Count, in the data that follows, every line with the string "JSON", and give that count as the whole reply.

---------- DATA EXCERPTS

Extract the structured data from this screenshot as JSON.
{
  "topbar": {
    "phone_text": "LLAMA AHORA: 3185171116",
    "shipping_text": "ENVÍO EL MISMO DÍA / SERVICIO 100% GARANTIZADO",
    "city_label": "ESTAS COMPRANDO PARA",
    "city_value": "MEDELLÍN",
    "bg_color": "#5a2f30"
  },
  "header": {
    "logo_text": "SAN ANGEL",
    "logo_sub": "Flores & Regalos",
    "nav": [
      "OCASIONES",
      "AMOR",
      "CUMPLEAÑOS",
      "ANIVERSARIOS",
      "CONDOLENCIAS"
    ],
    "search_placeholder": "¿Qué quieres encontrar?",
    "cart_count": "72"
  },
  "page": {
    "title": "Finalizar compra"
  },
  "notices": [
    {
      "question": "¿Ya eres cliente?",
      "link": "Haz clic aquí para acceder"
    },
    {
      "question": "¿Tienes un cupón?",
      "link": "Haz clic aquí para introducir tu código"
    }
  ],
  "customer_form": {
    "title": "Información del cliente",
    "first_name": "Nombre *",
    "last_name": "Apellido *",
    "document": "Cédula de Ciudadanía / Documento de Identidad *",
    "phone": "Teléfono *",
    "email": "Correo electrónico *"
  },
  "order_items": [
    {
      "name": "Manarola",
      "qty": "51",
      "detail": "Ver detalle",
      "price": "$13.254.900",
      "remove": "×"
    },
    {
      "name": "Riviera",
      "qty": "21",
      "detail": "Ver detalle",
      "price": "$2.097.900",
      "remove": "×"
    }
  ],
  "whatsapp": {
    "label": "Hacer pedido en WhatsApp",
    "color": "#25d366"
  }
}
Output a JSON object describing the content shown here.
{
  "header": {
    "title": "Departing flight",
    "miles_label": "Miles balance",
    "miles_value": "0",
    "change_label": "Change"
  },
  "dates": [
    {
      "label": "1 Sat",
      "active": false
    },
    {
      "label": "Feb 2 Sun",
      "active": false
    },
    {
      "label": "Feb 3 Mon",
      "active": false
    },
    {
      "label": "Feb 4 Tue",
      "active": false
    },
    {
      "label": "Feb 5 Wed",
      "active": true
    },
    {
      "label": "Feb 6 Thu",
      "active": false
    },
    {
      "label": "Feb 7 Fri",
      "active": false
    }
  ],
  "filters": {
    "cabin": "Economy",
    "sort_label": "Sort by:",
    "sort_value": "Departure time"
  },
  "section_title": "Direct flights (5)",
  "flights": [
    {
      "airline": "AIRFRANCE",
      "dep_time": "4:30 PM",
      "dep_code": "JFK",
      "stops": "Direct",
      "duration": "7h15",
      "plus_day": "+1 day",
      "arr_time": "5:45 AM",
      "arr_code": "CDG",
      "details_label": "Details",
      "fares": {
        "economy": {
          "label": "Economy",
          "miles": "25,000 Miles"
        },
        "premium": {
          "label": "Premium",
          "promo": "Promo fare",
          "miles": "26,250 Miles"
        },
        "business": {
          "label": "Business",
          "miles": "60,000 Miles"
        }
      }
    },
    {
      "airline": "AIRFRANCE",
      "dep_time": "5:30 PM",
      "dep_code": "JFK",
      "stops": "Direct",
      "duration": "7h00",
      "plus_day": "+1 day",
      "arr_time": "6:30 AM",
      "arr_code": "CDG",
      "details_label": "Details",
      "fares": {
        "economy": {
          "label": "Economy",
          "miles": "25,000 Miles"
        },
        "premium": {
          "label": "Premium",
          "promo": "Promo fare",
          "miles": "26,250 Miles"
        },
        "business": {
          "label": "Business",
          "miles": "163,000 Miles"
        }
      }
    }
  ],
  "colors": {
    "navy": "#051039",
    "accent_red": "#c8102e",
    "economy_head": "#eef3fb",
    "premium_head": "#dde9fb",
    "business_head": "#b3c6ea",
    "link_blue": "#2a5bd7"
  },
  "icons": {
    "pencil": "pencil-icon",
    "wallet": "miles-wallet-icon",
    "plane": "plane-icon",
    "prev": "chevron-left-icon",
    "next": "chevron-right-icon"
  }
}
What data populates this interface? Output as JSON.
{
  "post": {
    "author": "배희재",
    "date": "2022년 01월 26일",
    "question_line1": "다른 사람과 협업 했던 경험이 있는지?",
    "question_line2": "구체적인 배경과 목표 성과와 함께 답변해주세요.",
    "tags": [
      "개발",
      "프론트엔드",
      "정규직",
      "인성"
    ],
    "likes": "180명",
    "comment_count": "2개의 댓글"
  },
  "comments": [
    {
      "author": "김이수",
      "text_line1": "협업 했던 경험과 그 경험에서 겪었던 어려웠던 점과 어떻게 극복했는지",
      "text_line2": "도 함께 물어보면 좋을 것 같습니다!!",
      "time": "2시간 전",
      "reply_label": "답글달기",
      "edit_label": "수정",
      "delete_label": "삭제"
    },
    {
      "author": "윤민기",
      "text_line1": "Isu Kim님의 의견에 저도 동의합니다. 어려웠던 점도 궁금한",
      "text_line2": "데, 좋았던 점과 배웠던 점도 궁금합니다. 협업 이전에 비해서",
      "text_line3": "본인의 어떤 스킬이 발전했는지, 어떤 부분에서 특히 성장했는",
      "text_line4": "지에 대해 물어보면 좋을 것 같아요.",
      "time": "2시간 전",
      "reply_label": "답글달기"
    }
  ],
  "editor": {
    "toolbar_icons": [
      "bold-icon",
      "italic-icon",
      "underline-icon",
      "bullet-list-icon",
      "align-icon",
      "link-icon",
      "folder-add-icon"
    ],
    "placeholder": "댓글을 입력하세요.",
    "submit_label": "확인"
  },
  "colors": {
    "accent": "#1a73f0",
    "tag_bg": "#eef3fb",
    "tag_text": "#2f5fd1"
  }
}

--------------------

### RESULT BELOW
3